+++ STUDY MATERIAL +++

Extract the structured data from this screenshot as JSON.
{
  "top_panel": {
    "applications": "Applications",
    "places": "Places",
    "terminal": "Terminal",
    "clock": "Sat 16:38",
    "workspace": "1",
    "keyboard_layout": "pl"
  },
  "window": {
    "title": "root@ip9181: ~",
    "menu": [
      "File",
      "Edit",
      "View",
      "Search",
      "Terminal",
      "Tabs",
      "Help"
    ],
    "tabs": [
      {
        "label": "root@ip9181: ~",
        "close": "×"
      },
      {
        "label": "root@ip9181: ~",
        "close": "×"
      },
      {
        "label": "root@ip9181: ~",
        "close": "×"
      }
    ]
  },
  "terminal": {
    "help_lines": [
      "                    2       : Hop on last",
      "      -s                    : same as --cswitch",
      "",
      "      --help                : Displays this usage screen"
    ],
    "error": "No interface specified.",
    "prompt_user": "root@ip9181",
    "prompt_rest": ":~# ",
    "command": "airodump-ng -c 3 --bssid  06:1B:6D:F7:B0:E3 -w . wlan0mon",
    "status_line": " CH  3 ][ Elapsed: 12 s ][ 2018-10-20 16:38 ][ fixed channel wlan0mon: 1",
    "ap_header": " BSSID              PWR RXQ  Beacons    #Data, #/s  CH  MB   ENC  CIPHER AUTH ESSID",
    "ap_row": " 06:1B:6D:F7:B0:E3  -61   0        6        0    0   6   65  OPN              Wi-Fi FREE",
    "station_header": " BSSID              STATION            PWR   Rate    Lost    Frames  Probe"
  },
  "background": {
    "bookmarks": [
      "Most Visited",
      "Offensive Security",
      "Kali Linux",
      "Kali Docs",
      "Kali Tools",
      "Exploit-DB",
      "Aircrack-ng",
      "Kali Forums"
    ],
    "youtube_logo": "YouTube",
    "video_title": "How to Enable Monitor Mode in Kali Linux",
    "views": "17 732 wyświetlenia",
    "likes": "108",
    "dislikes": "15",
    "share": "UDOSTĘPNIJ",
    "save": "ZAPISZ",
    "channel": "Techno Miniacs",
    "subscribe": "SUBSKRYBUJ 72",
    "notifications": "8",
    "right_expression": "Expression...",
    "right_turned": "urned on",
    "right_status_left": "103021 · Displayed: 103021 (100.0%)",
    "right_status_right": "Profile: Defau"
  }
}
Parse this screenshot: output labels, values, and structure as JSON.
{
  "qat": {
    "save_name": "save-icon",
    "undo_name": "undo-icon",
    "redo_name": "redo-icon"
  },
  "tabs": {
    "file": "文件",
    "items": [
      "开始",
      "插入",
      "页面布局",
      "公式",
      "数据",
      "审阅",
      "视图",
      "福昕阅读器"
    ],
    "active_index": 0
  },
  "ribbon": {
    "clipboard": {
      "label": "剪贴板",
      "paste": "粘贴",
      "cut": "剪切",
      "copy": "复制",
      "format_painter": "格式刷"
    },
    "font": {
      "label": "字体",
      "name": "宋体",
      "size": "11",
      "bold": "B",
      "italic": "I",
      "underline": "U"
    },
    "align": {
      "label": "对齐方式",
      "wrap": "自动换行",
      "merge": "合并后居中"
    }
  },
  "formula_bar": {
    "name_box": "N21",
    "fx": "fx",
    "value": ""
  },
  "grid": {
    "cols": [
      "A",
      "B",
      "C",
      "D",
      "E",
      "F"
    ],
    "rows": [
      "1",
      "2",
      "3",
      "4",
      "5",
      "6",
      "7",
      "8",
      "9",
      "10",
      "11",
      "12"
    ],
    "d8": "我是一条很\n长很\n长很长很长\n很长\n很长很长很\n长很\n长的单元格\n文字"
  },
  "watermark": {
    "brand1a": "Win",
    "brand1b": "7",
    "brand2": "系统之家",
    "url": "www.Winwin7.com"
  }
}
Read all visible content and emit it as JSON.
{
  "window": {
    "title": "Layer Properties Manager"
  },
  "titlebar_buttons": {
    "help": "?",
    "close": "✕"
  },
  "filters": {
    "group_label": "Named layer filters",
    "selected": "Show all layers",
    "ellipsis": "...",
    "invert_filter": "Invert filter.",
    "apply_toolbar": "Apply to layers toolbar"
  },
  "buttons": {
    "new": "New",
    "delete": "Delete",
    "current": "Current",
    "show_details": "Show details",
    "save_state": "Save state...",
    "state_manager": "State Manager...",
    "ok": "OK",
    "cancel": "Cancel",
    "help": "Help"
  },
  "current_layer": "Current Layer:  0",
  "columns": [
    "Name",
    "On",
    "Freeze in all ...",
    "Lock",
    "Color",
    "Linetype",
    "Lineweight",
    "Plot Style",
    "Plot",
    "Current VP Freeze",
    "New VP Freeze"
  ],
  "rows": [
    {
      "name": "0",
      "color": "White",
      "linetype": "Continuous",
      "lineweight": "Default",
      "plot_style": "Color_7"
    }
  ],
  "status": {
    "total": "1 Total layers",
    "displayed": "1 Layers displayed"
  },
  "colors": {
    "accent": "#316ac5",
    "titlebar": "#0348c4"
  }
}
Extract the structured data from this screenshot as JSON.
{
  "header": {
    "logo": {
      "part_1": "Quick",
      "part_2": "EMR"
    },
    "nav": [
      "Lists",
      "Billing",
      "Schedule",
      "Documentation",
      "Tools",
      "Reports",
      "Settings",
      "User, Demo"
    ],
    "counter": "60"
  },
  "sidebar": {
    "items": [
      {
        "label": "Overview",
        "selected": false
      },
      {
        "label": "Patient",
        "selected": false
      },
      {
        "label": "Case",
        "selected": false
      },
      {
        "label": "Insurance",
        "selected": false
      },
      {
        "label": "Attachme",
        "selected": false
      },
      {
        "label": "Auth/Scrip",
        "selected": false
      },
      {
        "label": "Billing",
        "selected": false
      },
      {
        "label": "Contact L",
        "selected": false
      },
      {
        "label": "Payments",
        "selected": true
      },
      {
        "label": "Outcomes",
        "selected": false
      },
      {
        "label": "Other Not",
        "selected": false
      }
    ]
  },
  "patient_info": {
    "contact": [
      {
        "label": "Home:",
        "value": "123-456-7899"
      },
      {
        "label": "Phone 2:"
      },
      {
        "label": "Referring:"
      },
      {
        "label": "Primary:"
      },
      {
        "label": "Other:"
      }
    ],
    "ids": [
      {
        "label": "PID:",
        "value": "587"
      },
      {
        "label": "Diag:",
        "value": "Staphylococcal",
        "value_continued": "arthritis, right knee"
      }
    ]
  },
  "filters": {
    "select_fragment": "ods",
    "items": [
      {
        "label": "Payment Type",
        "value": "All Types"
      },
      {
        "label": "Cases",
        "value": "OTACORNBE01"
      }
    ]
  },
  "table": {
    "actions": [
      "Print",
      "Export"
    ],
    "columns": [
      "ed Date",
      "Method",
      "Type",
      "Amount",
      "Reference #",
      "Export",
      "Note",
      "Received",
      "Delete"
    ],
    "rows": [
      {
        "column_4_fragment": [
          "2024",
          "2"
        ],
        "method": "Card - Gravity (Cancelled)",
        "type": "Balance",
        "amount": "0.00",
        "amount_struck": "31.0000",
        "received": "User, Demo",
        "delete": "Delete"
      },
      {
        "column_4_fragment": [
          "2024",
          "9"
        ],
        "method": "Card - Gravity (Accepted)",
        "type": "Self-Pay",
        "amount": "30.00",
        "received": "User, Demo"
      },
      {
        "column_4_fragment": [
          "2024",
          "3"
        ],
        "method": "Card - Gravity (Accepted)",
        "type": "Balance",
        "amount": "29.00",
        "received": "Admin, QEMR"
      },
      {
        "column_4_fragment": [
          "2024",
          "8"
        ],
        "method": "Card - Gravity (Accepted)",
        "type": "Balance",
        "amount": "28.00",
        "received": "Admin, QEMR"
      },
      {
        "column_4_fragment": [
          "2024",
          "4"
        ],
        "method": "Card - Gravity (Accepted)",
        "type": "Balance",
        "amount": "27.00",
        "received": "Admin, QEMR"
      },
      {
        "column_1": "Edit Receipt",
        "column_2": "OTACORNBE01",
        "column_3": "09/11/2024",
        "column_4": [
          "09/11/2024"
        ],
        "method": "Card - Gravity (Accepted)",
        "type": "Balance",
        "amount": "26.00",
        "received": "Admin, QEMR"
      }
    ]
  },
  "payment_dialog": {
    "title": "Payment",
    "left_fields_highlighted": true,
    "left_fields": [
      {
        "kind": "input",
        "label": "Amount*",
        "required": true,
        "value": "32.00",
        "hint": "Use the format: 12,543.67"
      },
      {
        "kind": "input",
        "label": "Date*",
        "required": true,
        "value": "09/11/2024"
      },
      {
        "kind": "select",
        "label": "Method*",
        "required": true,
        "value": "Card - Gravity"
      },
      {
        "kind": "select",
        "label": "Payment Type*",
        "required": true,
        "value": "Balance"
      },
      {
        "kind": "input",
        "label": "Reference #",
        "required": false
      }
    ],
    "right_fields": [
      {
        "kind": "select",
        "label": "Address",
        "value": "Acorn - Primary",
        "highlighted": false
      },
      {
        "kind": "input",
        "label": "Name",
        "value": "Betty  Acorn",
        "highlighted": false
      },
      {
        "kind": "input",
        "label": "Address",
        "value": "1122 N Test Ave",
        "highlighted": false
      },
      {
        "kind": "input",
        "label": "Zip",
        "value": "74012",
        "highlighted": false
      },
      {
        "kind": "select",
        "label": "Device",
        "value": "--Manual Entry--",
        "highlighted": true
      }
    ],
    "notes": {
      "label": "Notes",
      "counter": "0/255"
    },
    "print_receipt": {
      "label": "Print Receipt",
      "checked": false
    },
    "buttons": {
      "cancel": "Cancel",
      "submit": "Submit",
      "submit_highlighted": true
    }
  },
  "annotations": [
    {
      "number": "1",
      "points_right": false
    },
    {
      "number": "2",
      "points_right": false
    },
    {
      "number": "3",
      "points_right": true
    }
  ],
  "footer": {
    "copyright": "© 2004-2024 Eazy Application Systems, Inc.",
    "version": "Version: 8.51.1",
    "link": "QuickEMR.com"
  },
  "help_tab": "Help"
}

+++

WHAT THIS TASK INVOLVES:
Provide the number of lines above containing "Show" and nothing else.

EXPECTED ANSWER:
2